Seat Belt Buckle Performance in High Energy Wheel-to-Ground Impacts 2005-01-1709
For more than 20 years, field research and laboratory testing has consistently demonstrated that wearing a seat belt dramatically reduces the risk of occupant death or serious injury in motor vehicle crashes. The injury prevention benefits of seat belts require that they remain fastened during collisions. Federal Motor Vehicle Safety Standards and SAE Recommended Practices set forth seat belt buckle performance requirements to ensure proper buckle performance in accident conditions. Numerous analytical and laboratory studies have investigated buckle inertial properties. While studies have shown that current buckle designs have inertial release thresholds well above conditions believed to occur in real-world crashes, there is limited data characterizing severe wheel to ground impacts.
This study investigates seat belt buckle responses to severe wheel to ground impacts. This is accomplished through the analysis of accelerations during full vehicle drop tests. Amplification of the amount necessary for seat belt buckle inertial release did not occur. These tests also confirm that the magnitudes and durations of the accelerations recorded at the buckle were well below those necessary for inertial release.

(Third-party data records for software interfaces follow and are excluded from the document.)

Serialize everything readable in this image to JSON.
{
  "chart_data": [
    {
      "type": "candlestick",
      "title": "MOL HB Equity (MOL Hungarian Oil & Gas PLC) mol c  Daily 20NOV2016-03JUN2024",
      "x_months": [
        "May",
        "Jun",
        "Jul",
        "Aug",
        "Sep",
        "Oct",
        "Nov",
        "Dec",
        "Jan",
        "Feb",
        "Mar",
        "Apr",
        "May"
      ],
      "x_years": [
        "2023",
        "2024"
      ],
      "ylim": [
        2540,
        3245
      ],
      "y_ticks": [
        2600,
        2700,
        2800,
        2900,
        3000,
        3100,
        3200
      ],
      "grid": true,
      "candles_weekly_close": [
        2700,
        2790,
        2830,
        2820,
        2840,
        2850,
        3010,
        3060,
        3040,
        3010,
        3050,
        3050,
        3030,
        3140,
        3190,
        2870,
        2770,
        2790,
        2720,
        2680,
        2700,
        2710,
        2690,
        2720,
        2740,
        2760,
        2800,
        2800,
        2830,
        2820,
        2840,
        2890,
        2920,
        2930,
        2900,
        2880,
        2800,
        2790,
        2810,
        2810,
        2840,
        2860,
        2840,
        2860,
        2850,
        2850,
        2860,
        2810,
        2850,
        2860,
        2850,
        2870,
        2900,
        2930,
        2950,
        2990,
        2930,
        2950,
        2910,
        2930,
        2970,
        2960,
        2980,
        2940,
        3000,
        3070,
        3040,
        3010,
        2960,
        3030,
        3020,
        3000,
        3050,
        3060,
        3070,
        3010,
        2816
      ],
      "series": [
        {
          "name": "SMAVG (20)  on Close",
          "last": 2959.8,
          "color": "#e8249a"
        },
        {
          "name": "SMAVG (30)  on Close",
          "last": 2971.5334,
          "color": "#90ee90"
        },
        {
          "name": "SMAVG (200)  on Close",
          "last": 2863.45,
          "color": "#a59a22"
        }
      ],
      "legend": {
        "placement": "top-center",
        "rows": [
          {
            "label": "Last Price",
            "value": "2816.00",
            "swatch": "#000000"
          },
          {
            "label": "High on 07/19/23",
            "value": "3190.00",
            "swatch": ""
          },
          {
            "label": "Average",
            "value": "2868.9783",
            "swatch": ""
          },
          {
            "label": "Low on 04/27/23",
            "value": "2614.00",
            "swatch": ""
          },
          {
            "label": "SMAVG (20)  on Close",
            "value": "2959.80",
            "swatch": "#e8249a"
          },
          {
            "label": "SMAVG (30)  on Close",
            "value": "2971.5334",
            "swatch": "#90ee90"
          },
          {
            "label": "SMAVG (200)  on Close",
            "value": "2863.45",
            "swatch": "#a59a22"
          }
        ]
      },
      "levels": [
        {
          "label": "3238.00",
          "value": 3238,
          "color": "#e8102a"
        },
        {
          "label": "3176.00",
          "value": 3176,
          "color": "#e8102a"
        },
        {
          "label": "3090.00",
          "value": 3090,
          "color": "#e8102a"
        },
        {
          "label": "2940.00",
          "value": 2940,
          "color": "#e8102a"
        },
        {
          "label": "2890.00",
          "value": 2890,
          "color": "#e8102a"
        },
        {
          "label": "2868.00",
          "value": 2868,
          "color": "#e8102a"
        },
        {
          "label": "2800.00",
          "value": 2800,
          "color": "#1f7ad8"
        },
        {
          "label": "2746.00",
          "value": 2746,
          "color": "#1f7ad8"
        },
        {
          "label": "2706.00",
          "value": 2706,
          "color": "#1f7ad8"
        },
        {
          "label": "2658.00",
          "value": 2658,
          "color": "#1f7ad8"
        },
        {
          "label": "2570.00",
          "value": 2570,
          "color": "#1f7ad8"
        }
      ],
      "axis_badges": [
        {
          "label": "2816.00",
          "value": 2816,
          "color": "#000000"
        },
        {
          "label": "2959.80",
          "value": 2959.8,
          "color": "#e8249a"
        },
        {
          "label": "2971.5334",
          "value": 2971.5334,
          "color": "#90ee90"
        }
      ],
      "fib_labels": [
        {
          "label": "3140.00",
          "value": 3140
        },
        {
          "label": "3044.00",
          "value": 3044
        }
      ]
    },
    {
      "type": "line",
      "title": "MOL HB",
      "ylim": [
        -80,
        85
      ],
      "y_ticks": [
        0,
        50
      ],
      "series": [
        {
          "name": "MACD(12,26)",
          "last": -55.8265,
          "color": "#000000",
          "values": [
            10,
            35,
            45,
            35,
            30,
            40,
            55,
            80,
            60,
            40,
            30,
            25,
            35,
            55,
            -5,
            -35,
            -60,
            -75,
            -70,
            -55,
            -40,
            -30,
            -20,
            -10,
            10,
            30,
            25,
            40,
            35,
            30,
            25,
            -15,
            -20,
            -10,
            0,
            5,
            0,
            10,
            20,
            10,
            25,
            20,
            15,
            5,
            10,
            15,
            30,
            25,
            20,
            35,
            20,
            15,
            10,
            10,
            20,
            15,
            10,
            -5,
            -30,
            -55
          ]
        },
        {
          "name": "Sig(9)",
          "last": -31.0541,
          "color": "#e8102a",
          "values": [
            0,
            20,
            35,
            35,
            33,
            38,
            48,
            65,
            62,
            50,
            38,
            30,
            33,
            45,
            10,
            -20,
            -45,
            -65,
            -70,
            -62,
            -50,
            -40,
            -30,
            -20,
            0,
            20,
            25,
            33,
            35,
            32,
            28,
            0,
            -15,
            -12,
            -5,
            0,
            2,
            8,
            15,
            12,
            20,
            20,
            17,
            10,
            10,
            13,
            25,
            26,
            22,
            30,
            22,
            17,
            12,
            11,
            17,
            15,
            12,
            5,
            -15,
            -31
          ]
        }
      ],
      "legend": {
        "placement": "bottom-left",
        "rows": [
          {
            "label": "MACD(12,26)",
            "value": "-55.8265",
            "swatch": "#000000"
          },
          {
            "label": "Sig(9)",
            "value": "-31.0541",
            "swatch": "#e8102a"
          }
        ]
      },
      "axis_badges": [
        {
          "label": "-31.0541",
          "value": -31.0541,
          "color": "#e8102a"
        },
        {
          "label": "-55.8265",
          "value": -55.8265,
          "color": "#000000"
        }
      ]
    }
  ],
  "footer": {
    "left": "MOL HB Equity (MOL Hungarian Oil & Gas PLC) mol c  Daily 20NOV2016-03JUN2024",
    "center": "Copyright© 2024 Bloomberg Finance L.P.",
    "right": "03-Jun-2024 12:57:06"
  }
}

While no simulation can replicate all field crash scenarios, the acceleration analyses can provide engineers with an effective diagnostic tool for assessing seat buckle performance in realistic high energy crash scenarios.